Assessment of predator-proof Bomas as an evidence-based conservation tool in Loitokitok sub-county, Kenya
Human-wildlife conflict (HWC) occurs when wildlife requirements encroach on those of the human population. The conflict has been in existence for many years, both in developing and developed countries. HWC in Africa, particularly livestock predation can results in great economic losses to communities as well as decline in carnivore’s species. The human-carnivore conflict has been intensified by loss of wildlife habitats, negative community attitudes, and the reduction in wild prey base due to the rapid demographic developments. In Kenya, various strategies such as compensation for livestock losses and injuries, guarding livestock while grazing in the field, translocation of the problematic predator, and use of barrier such as the predator-proof bomas (PPB) have been used to mitigate conflicts between human and carnivores. This study examined the use of the predator-proof bomas in mitigating human-predator conflict in the Amboseli ecosystem in Loitokitok sub-county. The researcher sought to find out the performance of predator-proof boma, the most problematic predator, community perception on the most problematic predator, effects of predator-proof bomas on community livelihood, and to compare the characteristics of predator-proof bomas and traditional bomas. Forty five respondents with predator-proof bomas from three group ranches, OGR, MGR and Kimana/Tikondo were first selected using a multistage technique. Additional 45 traditional bomas within the range of 1 kilometre were sampled using a paired experimental design. This was done to facilitate a comparisons of the traditional bomas and the predator-proof bomas characteristics, and the respondent’s perceptions and attitudes. Data was analyzed using frequencies tables, percentages, correlation and regressions. The results revealed that majority of the respondents were 42-49 years (31.1%), an indication that they had a relative long experiences with human-predator conflicts. On average, the bomas consisted of 20.41±1.654 people, 242.54±25.633 livestock, 5.03±0.390 traditional huts and 2.11±0.120 livestock gates. The respondents, had more Shoats (160.8±16.355) than cattle (81.99 ±11.870) and donkey (1.96±0.337). The mean circumference of the boma was 138.9±5.4681m. The size of the boma correlated with the total number of livestock in the boma (r= 0.386, n=90, p=0.000) but not the number of people. Livestock losses to predator were more in field than in traditional bomas. Hyena and lion accounted for the highest loss of shoats and cattle; with hyena mostly (37%) killing shoats and lions preying largely on cattle (34%). Hyena was cited as the most problematic predator (68%). There was a positive relationship between the most problematic predator and total number of livestock (r = 0.319, n=90, p = 0.002), boma circumference (r = 0.295, n=90, p = 0.005), number of traditional huts (r = 0.015, n = 90, p=0.892), numbers of gates around the boma (r = 0.173, n =90, p=0.103); and number of people in the boma (r=0.140, n=90, p = 0.188). Livestock predation was high both in the boma and in the grazing field during the wet seasons (April, September, October and December). This was attributed to availability of water in the entire ecosystem that trigger both herbivore and predator to migrate from the park into group ranches, where livestock becomes an easy prey compared to the wild herbivores.
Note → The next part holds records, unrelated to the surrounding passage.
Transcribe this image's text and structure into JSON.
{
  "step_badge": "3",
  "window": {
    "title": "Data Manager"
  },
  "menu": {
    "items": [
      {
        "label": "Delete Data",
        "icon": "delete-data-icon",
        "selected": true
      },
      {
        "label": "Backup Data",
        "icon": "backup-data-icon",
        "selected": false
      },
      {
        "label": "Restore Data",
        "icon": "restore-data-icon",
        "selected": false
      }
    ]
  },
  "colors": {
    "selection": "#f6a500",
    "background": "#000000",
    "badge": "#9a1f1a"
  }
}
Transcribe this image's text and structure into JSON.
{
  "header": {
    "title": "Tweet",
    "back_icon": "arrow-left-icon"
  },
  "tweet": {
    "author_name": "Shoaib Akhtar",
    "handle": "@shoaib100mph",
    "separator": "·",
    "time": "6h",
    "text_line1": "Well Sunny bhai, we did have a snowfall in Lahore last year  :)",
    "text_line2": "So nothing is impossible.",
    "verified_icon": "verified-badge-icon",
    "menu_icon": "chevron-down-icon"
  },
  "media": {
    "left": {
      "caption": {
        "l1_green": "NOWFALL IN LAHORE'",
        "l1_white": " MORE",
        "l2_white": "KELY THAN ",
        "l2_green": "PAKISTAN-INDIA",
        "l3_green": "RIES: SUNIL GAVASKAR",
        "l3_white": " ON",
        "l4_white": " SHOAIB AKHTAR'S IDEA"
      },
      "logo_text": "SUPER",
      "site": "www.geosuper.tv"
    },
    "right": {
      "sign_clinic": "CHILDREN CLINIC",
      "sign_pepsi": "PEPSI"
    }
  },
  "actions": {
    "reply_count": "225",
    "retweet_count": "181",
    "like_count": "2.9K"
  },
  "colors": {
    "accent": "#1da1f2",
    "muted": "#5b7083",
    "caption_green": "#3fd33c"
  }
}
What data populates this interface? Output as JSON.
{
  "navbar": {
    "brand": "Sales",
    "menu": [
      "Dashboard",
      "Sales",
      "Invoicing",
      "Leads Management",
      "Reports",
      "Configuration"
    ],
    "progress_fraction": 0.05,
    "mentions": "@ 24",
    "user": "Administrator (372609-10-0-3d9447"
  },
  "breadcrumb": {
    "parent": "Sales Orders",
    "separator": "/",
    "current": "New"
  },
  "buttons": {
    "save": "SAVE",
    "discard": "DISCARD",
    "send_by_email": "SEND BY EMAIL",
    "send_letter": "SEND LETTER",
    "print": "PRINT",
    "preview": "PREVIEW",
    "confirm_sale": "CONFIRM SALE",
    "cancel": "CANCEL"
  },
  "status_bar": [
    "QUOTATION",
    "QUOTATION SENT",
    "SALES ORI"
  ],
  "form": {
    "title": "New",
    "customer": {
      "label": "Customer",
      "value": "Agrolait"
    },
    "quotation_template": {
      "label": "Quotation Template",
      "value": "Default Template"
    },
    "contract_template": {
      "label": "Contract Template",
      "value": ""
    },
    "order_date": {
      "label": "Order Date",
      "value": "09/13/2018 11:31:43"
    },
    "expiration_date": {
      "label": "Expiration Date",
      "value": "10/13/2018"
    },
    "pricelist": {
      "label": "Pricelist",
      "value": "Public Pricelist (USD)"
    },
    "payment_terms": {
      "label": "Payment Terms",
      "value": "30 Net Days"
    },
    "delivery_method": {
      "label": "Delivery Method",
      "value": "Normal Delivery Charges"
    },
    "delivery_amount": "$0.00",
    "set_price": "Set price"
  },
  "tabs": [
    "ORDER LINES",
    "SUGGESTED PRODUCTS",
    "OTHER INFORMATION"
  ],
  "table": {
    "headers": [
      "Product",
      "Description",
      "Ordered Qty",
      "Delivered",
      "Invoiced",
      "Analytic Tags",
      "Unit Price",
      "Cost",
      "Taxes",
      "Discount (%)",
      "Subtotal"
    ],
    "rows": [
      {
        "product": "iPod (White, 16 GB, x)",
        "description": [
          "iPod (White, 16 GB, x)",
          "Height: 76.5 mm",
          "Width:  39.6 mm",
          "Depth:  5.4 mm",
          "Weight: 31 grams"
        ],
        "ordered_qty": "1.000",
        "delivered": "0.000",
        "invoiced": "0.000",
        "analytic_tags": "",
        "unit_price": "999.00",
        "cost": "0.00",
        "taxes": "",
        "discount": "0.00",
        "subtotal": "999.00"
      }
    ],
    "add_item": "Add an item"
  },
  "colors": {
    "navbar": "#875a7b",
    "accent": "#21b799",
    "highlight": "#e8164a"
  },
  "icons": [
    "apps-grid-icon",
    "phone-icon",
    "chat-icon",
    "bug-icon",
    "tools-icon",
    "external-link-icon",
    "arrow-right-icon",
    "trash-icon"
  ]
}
The fortification of bomas to predator-proof status resulted in the reduction in livestock predation at night in bomas by 91.11% (n=45). Majority of the respondents (62%, n=45) rated the performance of the predatorproof boma as ‘Excellent”. The predator-proof bomas resulted to reduced depredation on livestock and time spend guarding at night thereby positively enhancing the livelihood of the respondents. However, the effectiveness of the boma is largely depend on it’s the size, livestock numbers, number of entrances to the boma and the type of predator that challenges the boma. Majority of the respondents were conversant of the role of predator in the ecosystem (66%) and 73% were of the opinion that predators should be protected because they bring more benefits than harm and indication of the community’s level of awareness. The researcher recommends that an awareness should be carried out to encourage the community to keep vigilance of livestock grazing in the field to avoid predation during the day. The livestock should also be returned home early enough and counted, so that any lost livestock in the bush can immediately be searched before dark; construction and maintenance of the predator-proof boma should be encouraged as a long term solution to livestock loss at night and an additional research on distribution of prey densities effects on livestock predation problem should be carried out. The project implementing organization should focus on enhancing boma maintenance which will help to increase community ownership of the project and deter livestock attacks in the predator-proof bomas.